Output, exactly and in full, the entries that appear below.

-- Opening Marker --

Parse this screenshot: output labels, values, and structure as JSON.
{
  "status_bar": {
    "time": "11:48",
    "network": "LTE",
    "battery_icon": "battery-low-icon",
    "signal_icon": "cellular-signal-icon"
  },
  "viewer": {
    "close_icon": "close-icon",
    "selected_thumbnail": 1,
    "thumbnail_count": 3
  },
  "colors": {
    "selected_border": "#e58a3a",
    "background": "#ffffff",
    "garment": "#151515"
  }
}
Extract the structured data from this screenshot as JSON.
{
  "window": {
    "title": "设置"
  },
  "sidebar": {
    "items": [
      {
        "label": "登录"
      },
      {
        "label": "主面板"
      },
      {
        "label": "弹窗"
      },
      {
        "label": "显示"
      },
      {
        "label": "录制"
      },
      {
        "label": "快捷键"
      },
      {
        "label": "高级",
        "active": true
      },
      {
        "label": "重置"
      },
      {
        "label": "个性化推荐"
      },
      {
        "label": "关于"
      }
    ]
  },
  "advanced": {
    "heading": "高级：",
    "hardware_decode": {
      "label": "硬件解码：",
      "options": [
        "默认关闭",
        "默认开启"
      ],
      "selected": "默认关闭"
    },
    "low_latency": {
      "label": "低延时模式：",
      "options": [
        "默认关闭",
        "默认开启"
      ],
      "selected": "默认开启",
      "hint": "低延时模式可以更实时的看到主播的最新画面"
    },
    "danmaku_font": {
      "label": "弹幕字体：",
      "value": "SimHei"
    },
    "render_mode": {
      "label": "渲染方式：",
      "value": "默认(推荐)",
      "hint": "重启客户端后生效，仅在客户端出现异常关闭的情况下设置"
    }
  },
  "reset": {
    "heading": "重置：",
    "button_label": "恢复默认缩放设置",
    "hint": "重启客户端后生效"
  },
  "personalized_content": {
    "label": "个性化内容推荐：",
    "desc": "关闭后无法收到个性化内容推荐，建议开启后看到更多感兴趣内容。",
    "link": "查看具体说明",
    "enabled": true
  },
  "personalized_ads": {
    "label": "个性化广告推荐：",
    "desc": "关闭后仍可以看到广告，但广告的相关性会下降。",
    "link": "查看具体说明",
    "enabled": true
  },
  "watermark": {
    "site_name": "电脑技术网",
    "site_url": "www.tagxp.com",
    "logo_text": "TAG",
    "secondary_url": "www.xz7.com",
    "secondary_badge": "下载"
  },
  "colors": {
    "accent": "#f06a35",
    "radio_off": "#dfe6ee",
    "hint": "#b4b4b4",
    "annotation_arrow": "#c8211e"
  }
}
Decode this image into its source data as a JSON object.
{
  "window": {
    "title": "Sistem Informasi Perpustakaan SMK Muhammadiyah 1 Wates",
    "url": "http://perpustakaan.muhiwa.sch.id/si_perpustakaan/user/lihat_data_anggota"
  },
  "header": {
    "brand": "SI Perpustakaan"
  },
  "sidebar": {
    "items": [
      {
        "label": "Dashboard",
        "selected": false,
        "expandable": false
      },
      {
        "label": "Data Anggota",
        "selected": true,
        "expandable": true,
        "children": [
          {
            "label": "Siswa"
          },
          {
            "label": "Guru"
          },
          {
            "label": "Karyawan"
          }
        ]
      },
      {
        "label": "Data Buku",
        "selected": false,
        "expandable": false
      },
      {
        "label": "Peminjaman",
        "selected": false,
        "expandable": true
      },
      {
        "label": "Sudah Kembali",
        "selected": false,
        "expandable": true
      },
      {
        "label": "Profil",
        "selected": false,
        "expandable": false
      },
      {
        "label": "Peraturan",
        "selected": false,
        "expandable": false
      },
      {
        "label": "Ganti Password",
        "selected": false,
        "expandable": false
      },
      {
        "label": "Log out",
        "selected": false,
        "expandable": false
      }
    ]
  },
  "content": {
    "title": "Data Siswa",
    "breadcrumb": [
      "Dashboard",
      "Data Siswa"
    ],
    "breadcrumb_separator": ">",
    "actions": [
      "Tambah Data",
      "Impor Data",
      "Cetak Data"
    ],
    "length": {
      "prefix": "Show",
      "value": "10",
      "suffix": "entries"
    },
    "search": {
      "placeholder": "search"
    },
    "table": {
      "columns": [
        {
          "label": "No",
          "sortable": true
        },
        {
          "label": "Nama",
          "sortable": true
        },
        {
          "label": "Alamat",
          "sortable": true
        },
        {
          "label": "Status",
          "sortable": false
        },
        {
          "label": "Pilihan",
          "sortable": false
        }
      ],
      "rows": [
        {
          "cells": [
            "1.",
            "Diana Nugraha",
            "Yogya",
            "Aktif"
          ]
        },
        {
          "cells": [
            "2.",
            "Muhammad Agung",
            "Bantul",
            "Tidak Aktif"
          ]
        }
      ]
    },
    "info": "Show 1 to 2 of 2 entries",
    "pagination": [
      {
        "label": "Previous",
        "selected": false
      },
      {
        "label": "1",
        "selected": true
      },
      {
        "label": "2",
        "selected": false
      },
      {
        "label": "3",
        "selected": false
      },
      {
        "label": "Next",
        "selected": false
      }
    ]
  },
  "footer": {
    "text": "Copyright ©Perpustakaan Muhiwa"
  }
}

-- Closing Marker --

- _Answer to this problem_
Parse this screenshot: output labels, values, and structure as JSON.
{
  "status_bar": {
    "time": "11:48",
    "network": "LTE",
    "battery_icon": "battery-low-icon",
    "signal_icon": "cellular-signal-icon"
  },
  "viewer": {
    "close_icon": "close-icon",
    "selected_thumbnail": 1,
    "thumbnail_count": 3
  },
  "colors": {
    "selected_border": "#e58a3a",
    "background": "#ffffff",
    "garment": "#151515"
  }
}
Extract the structured data from this screenshot as JSON.
{
  "window": {
    "title": "设置"
  },
  "sidebar": {
    "items": [
      {
        "label": "登录"
      },
      {
        "label": "主面板"
      },
      {
        "label": "弹窗"
      },
      {
        "label": "显示"
      },
      {
        "label": "录制"
      },
      {
        "label": "快捷键"
      },
      {
        "label": "高级",
        "active": true
      },
      {
        "label": "重置"
      },
      {
        "label": "个性化推荐"
      },
      {
        "label": "关于"
      }
    ]
  },
  "advanced": {
    "heading": "高级：",
    "hardware_decode": {
      "label": "硬件解码：",
      "options": [
        "默认关闭",
        "默认开启"
      ],
      "selected": "默认关闭"
    },
    "low_latency": {
      "label": "低延时模式：",
      "options": [
        "默认关闭",
        "默认开启"
      ],
      "selected": "默认开启",
      "hint": "低延时模式可以更实时的看到主播的最新画面"
    },
    "danmaku_font": {
      "label": "弹幕字体：",
      "value": "SimHei"
    },
    "render_mode": {
      "label": "渲染方式：",
      "value": "默认(推荐)",
      "hint": "重启客户端后生效，仅在客户端出现异常关闭的情况下设置"
    }
  },
  "reset": {
    "heading": "重置：",
    "button_label": "恢复默认缩放设置",
    "hint": "重启客户端后生效"
  },
  "personalized_content": {
    "label": "个性化内容推荐：",
    "desc": "关闭后无法收到个性化内容推荐，建议开启后看到更多感兴趣内容。",
    "link": "查看具体说明",
    "enabled": true
  },
  "personalized_ads": {
    "label": "个性化广告推荐：",
    "desc": "关闭后仍可以看到广告，但广告的相关性会下降。",
    "link": "查看具体说明",
    "enabled": true
  },
  "watermark": {
    "site_name": "电脑技术网",
    "site_url": "www.tagxp.com",
    "logo_text": "TAG",
    "secondary_url": "www.xz7.com",
    "secondary_badge": "下载"
  },
  "colors": {
    "accent": "#f06a35",
    "radio_off": "#dfe6ee",
    "hint": "#b4b4b4",
    "annotation_arrow": "#c8211e"
  }
}
Decode this image into its source data as a JSON object.
{
  "window": {
    "title": "Sistem Informasi Perpustakaan SMK Muhammadiyah 1 Wates",
    "url": "http://perpustakaan.muhiwa.sch.id/si_perpustakaan/user/lihat_data_anggota"
  },
  "header": {
    "brand": "SI Perpustakaan"
  },
  "sidebar": {
    "items": [
      {
        "label": "Dashboard",
        "selected": false,
        "expandable": false
      },
      {
        "label": "Data Anggota",
        "selected": true,
        "expandable": true,
        "children": [
          {
            "label": "Siswa"
          },
          {
            "label": "Guru"
          },
          {
            "label": "Karyawan"
          }
        ]
      },
      {
        "label": "Data Buku",
        "selected": false,
        "expandable": false
      },
      {
        "label": "Peminjaman",
        "selected": false,
        "expandable": true
      },
      {
        "label": "Sudah Kembali",
        "selected": false,
        "expandable": true
      },
      {
        "label": "Profil",
        "selected": false,
        "expandable": false
      },
      {
        "label": "Peraturan",
        "selected": false,
        "expandable": false
      },
      {
        "label": "Ganti Password",
        "selected": false,
        "expandable": false
      },
      {
        "label": "Log out",
        "selected": false,
        "expandable": false
      }
    ]
  },
  "content": {
    "title": "Data Siswa",
    "breadcrumb": [
      "Dashboard",
      "Data Siswa"
    ],
    "breadcrumb_separator": ">",
    "actions": [
      "Tambah Data",
      "Impor Data",
      "Cetak Data"
    ],
    "length": {
      "prefix": "Show",
      "value": "10",
      "suffix": "entries"
    },
    "search": {
      "placeholder": "search"
    },
    "table": {
      "columns": [
        {
          "label": "No",
          "sortable": true
        },
        {
          "label": "Nama",
          "sortable": true
        },
        {
          "label": "Alamat",
          "sortable": true
        },
        {
          "label": "Status",
          "sortable": false
        },
        {
          "label": "Pilihan",
          "sortable": false
        }
      ],
      "rows": [
        {
          "cells": [
            "1.",
            "Diana Nugraha",
            "Yogya",
            "Aktif"
          ]
        },
        {
          "cells": [
            "2.",
            "Muhammad Agung",
            "Bantul",
            "Tidak Aktif"
          ]
        }
      ]
    },
    "info": "Show 1 to 2 of 2 entries",
    "pagination": [
      {
        "label": "Previous",
        "selected": false
      },
      {
        "label": "1",
        "selected": true
      },
      {
        "label": "2",
        "selected": false
      },
      {
        "label": "3",
        "selected": false
      },
      {
        "label": "Next",
        "selected": false
      }
    ]
  },
  "footer": {
    "text": "Copyright ©Perpustakaan Muhiwa"
  }
}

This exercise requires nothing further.